EXERCISE REQUIREMENTS: Please work out how many lines in the data below contain "Ctrl", and reply with that number alone.

RECORDED DATA:

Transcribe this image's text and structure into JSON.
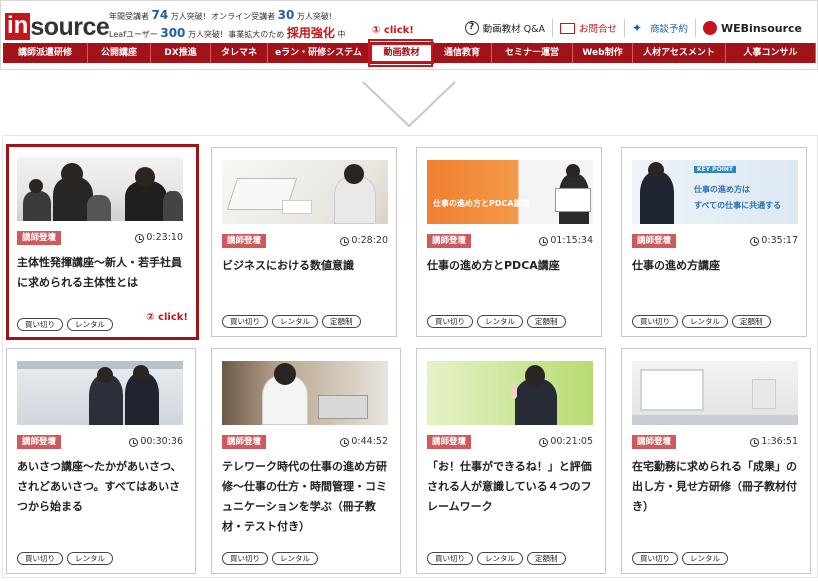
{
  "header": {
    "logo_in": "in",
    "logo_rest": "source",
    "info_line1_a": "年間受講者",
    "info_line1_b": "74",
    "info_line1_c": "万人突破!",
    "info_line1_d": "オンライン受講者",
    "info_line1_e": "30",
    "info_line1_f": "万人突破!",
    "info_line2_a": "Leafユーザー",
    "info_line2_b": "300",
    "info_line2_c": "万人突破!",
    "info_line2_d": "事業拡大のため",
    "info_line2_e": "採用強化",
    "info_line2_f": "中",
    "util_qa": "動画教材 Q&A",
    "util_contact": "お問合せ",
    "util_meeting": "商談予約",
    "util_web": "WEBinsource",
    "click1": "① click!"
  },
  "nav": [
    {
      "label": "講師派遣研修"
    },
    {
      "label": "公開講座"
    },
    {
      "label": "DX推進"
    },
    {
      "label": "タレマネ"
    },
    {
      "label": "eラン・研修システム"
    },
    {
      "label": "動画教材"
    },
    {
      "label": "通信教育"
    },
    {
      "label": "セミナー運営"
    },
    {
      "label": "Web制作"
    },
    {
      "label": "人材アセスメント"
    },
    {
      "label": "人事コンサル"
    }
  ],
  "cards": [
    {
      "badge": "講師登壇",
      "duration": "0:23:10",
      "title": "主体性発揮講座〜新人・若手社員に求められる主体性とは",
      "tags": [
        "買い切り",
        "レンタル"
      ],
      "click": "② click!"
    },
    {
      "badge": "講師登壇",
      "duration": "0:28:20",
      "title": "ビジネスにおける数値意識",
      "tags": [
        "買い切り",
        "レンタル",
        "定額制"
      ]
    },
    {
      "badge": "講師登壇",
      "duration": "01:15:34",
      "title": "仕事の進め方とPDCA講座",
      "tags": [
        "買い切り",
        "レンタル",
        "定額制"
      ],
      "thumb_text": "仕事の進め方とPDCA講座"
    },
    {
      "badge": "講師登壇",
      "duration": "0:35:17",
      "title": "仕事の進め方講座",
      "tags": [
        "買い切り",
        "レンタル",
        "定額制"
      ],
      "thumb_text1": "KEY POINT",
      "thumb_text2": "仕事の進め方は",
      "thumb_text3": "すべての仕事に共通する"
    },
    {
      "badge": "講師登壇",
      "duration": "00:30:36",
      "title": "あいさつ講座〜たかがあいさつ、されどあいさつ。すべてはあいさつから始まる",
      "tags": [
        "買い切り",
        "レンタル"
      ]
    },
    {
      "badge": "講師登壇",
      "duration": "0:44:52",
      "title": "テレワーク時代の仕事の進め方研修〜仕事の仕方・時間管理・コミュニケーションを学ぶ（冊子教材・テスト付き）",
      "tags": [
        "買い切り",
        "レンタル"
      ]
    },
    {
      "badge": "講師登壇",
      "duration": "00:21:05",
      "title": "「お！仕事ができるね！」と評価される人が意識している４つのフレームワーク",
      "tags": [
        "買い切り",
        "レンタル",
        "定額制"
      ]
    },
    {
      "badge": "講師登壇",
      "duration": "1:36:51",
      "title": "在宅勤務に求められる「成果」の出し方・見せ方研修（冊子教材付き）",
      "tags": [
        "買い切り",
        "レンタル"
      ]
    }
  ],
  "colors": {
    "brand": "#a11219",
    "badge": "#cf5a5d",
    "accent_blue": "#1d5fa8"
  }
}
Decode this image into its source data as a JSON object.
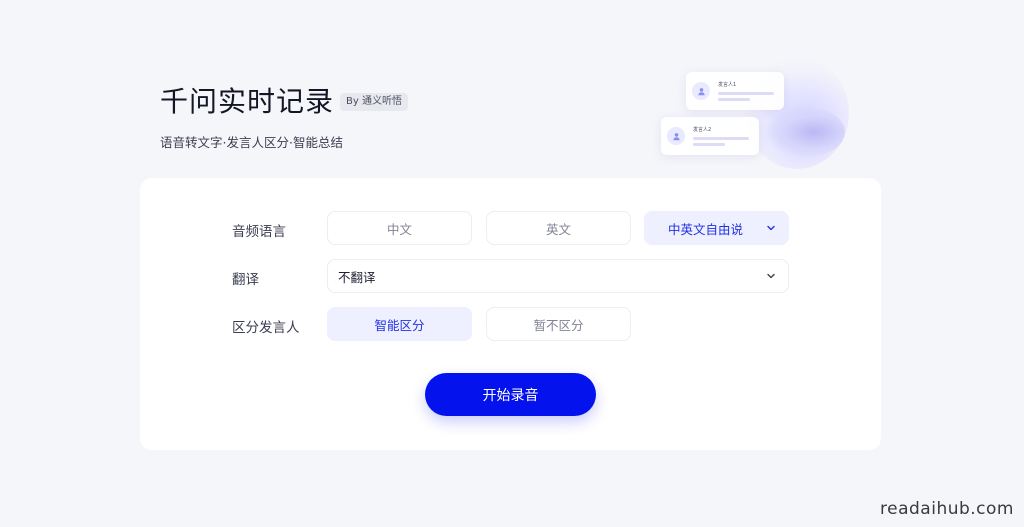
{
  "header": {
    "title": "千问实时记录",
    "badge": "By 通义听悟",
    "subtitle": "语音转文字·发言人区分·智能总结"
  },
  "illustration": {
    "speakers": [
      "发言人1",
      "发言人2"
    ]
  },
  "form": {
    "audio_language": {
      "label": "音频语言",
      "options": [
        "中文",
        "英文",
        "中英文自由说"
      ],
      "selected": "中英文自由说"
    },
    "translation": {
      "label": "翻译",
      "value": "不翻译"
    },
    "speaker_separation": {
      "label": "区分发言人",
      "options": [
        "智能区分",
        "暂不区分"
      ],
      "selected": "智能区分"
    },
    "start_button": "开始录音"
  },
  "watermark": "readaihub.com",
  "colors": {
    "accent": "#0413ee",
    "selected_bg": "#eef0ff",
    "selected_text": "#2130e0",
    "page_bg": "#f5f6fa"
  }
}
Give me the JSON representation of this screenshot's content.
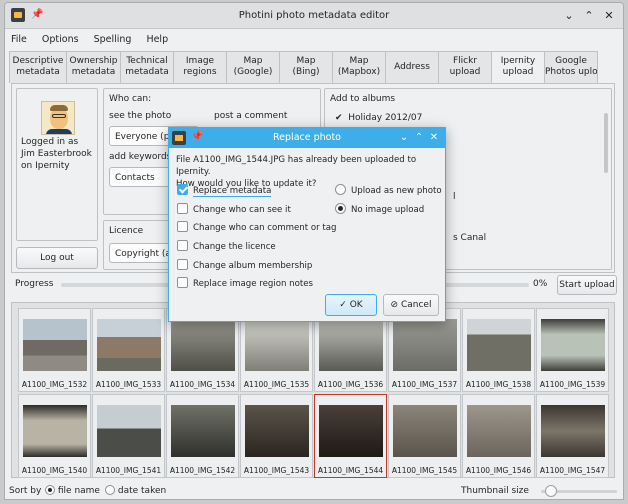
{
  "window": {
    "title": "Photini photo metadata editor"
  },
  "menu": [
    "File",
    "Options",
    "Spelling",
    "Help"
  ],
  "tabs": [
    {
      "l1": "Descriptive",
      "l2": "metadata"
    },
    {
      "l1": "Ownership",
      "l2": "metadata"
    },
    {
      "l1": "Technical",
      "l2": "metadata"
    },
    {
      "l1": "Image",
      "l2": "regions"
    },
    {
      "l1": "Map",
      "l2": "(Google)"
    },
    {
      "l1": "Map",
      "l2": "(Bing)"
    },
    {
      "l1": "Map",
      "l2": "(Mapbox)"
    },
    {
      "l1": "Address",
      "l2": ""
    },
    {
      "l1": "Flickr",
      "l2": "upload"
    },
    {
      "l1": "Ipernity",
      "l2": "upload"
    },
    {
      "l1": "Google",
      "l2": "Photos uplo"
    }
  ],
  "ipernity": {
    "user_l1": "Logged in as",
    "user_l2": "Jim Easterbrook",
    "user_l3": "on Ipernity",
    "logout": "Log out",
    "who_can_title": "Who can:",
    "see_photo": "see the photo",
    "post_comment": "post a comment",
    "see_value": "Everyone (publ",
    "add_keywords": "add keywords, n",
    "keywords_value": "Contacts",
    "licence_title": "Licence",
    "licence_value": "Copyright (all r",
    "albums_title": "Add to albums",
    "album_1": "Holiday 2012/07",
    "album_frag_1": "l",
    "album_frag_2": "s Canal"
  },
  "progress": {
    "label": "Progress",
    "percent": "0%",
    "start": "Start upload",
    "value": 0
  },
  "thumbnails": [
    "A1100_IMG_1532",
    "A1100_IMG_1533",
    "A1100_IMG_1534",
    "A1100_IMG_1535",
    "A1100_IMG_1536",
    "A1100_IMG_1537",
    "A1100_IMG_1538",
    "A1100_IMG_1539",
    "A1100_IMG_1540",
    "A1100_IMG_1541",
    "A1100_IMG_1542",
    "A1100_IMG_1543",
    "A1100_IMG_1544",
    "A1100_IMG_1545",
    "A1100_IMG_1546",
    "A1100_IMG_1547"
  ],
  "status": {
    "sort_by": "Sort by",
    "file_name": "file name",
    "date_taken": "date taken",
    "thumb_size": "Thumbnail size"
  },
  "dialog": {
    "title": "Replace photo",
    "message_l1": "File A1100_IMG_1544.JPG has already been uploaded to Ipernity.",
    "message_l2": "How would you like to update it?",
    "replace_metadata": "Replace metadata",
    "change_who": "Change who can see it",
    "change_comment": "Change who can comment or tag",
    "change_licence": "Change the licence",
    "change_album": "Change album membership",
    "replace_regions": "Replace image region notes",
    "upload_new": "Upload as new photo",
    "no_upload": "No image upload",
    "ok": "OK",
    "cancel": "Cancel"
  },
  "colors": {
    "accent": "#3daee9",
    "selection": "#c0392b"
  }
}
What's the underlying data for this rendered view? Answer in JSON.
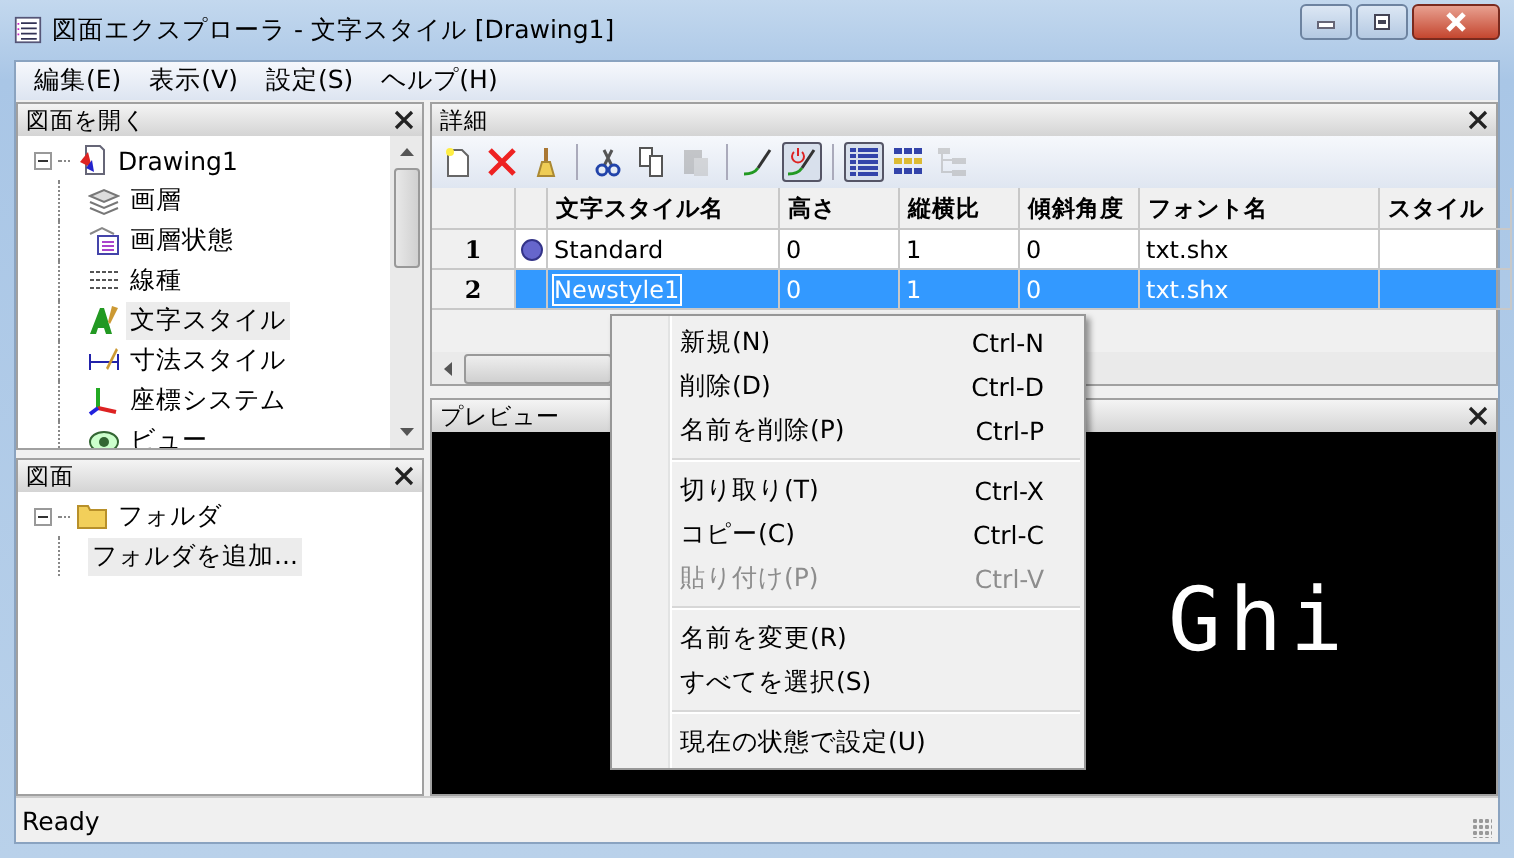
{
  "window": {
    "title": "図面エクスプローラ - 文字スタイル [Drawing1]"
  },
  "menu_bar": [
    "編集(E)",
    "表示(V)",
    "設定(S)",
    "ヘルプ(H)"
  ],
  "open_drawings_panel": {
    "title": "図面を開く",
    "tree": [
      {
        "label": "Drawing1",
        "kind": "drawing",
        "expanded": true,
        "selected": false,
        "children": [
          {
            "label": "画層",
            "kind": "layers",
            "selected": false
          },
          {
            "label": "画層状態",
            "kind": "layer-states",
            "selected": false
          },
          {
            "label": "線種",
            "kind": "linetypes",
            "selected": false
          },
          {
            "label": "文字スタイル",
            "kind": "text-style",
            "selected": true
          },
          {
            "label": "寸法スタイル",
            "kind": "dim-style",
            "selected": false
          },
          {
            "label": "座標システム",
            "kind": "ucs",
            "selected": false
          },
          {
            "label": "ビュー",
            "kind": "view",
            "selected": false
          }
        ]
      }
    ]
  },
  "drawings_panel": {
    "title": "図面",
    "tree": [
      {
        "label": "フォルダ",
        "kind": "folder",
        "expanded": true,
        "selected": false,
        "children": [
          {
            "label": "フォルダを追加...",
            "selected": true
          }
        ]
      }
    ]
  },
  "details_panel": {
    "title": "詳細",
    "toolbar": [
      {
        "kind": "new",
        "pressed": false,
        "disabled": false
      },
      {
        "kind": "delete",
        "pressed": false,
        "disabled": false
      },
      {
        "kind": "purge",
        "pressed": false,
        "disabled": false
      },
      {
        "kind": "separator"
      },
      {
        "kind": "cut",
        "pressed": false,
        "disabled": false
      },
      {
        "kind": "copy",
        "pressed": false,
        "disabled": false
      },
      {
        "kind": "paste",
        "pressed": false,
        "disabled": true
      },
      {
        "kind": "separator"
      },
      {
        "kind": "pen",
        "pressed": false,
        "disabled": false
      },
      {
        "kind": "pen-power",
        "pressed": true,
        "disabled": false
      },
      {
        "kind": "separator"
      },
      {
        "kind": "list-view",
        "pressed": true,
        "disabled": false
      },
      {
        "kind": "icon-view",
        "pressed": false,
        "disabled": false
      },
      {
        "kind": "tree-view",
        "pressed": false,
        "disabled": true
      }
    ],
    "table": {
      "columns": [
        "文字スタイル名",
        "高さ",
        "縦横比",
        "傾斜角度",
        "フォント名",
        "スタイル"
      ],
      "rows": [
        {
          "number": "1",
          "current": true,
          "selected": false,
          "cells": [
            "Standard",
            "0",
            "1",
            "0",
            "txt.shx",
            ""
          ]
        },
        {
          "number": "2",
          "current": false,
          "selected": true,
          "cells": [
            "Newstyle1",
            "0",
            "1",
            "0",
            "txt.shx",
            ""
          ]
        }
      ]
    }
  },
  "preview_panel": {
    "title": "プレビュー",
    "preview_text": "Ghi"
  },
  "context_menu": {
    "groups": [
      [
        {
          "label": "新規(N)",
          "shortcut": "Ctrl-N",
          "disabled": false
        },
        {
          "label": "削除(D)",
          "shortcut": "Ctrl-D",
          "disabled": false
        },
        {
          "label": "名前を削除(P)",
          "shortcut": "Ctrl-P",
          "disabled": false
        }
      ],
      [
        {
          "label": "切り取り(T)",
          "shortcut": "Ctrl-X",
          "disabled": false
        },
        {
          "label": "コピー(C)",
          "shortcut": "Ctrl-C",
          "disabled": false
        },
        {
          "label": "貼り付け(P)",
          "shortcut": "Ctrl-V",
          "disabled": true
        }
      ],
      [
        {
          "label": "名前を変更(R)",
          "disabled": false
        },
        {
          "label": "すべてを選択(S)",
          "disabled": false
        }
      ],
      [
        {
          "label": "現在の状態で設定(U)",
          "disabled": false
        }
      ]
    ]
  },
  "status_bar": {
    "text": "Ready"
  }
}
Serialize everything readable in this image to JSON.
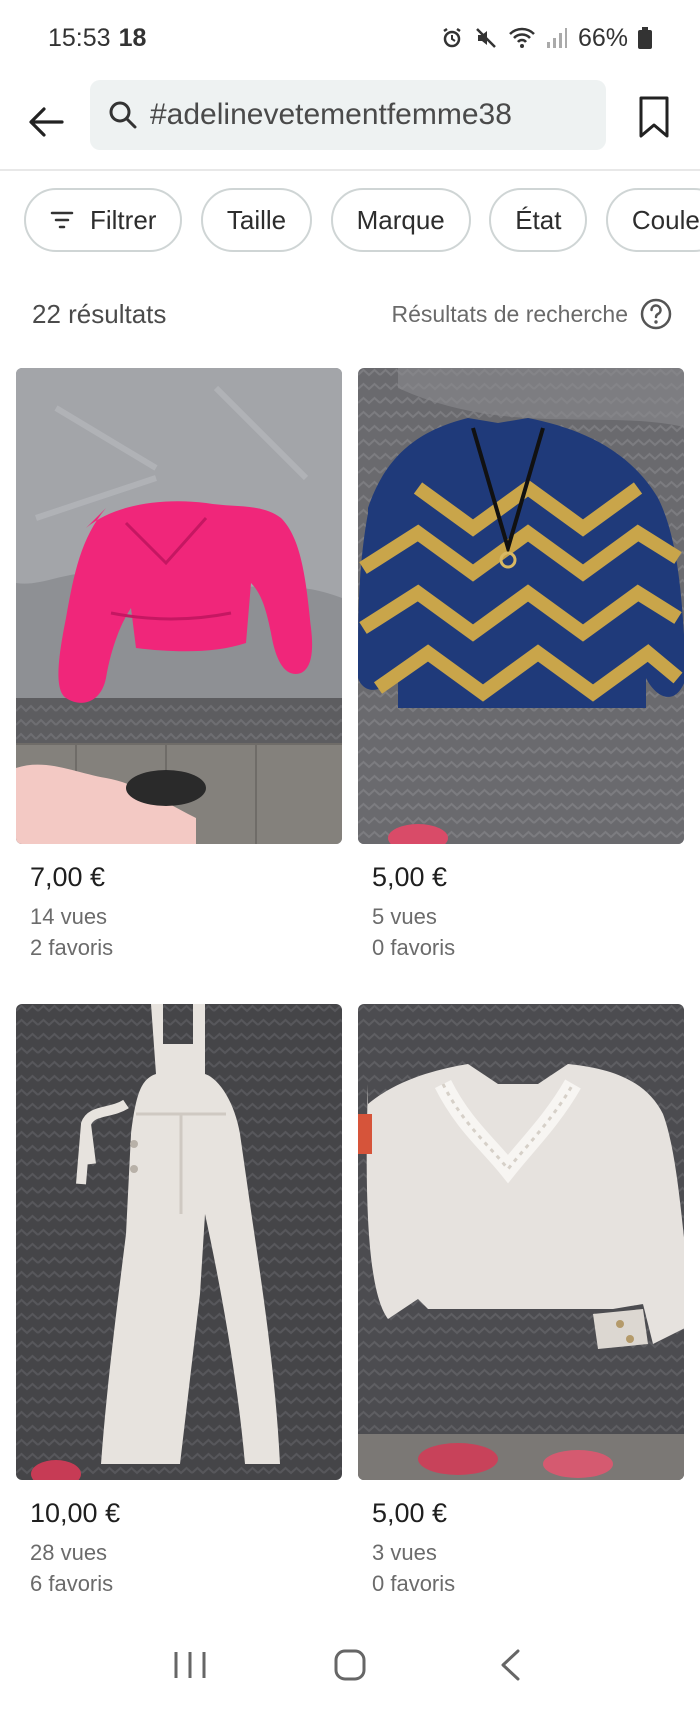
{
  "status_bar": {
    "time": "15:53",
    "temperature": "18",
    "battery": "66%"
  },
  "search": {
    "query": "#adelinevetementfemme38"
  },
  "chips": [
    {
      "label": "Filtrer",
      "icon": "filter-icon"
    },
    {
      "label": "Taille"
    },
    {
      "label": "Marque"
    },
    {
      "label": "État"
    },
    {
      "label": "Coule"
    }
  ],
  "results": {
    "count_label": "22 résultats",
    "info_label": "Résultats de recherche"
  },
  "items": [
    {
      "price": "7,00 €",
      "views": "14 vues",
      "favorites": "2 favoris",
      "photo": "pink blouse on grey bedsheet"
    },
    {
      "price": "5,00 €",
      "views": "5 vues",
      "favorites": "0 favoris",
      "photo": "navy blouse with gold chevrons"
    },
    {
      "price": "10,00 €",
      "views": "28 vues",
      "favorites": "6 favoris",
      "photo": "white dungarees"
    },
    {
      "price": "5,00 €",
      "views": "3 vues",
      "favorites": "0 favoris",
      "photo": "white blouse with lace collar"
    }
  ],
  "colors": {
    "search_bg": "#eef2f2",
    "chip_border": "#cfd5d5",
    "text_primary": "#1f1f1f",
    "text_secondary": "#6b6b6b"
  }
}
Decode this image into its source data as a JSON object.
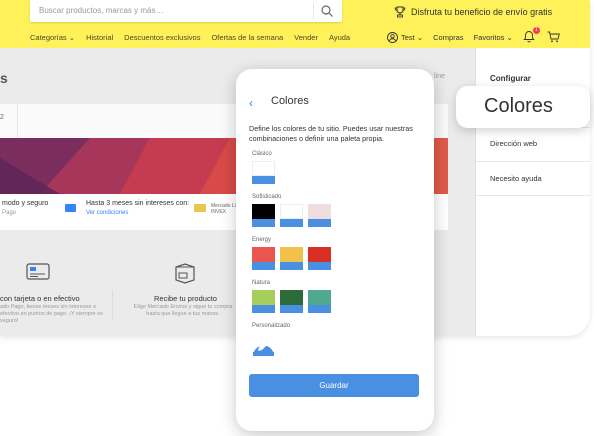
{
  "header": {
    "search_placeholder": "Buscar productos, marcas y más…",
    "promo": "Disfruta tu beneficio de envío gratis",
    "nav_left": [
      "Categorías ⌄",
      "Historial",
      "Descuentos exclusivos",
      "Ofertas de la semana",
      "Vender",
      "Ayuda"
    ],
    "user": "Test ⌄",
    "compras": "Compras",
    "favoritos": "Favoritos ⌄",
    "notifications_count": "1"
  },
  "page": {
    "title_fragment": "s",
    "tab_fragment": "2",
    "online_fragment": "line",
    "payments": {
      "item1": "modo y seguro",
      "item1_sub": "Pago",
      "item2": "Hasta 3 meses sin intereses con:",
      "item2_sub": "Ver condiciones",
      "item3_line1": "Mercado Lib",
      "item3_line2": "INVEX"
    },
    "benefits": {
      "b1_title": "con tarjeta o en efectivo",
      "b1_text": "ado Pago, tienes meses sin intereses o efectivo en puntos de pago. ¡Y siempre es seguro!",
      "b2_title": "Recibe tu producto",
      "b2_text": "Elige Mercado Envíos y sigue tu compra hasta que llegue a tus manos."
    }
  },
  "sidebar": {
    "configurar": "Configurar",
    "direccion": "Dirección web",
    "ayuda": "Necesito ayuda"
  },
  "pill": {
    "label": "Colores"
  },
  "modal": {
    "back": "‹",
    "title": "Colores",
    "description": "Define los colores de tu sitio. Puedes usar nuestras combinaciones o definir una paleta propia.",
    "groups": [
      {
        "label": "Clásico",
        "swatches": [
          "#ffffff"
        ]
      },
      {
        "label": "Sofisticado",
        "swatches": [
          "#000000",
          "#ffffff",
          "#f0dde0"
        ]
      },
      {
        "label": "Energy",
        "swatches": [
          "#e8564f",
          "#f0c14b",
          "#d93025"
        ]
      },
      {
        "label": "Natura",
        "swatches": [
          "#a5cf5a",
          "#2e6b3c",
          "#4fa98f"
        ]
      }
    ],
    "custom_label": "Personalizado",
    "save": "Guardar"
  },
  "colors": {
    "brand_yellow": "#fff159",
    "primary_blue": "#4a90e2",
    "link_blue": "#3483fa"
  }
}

REPLY TO THE EXERCISE: 6